§ **Website and app data records**:
>>>>
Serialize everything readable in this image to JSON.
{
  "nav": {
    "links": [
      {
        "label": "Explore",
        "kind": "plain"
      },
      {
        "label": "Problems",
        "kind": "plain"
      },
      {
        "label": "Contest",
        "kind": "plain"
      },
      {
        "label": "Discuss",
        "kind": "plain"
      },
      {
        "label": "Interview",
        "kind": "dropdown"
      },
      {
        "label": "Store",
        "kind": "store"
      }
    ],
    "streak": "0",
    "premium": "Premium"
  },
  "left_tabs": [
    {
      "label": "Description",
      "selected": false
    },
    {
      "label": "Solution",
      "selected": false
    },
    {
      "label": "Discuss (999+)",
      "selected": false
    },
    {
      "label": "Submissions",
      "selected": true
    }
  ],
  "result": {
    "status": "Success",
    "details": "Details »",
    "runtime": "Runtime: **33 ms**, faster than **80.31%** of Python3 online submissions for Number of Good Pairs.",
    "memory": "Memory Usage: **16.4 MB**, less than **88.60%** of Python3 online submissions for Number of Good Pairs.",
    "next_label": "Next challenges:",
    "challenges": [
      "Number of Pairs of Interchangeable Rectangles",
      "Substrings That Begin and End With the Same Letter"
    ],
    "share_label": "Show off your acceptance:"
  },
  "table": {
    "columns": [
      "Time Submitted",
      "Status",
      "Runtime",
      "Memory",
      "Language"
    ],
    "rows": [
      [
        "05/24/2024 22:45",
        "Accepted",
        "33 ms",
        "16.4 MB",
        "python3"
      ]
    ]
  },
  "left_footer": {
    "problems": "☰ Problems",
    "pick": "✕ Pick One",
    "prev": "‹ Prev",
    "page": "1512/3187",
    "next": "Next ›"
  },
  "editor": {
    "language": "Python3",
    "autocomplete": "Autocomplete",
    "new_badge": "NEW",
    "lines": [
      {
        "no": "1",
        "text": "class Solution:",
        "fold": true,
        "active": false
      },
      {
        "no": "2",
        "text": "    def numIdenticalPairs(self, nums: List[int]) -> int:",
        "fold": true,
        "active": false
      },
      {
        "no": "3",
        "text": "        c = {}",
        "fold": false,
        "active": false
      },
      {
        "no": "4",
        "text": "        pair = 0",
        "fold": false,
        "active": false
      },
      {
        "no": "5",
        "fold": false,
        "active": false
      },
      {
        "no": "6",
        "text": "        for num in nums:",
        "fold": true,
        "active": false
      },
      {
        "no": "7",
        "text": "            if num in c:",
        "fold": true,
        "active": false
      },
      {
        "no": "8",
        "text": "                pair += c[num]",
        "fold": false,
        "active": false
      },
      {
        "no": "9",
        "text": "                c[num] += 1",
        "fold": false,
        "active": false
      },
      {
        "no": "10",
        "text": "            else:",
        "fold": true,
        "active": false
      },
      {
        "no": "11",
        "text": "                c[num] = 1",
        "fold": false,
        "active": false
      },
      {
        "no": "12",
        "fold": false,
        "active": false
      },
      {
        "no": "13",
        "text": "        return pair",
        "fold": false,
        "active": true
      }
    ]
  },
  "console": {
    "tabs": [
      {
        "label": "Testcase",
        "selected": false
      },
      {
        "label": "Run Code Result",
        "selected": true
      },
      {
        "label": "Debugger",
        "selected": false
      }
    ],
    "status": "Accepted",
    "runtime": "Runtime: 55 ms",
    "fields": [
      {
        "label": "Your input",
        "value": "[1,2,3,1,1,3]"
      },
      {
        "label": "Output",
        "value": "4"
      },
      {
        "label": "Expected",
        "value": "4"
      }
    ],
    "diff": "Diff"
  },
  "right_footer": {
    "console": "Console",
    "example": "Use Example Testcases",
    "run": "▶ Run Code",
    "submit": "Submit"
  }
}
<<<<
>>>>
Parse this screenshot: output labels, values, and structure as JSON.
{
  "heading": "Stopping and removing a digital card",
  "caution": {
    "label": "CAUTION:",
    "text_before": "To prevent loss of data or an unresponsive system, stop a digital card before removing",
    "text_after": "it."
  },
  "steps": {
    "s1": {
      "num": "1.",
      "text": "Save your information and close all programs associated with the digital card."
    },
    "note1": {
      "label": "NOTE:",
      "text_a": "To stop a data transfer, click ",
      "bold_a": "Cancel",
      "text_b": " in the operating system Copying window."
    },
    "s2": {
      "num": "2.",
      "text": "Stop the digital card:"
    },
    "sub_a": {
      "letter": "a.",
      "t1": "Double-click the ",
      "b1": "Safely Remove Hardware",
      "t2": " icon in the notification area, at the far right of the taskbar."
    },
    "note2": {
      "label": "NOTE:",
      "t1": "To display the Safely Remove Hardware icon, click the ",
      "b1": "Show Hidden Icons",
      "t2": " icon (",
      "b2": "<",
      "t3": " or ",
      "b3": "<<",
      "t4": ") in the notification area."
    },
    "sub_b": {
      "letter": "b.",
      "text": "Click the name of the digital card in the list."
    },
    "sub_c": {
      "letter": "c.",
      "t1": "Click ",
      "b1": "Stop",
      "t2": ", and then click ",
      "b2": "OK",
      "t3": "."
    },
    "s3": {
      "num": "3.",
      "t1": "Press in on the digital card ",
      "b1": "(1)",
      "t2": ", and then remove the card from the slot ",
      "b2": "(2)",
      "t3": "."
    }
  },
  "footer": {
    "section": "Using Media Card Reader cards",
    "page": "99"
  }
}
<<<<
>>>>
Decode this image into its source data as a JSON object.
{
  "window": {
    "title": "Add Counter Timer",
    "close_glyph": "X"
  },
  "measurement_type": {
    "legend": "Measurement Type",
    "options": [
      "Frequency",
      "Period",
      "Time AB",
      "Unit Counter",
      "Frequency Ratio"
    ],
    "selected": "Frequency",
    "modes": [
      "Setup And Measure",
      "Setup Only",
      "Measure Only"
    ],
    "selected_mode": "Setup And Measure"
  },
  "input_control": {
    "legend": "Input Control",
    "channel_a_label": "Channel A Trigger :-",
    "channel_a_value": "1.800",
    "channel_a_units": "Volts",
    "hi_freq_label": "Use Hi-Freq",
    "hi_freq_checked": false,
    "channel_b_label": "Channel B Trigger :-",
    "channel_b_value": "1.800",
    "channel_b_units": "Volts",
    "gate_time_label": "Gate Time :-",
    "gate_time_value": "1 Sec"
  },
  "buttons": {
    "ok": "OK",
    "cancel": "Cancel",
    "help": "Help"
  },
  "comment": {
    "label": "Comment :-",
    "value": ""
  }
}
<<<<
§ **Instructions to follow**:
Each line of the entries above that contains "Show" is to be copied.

§ **Completed task**:
    "share_label": "Show off your acceptance:"
      "b1": "Show Hidden Icons",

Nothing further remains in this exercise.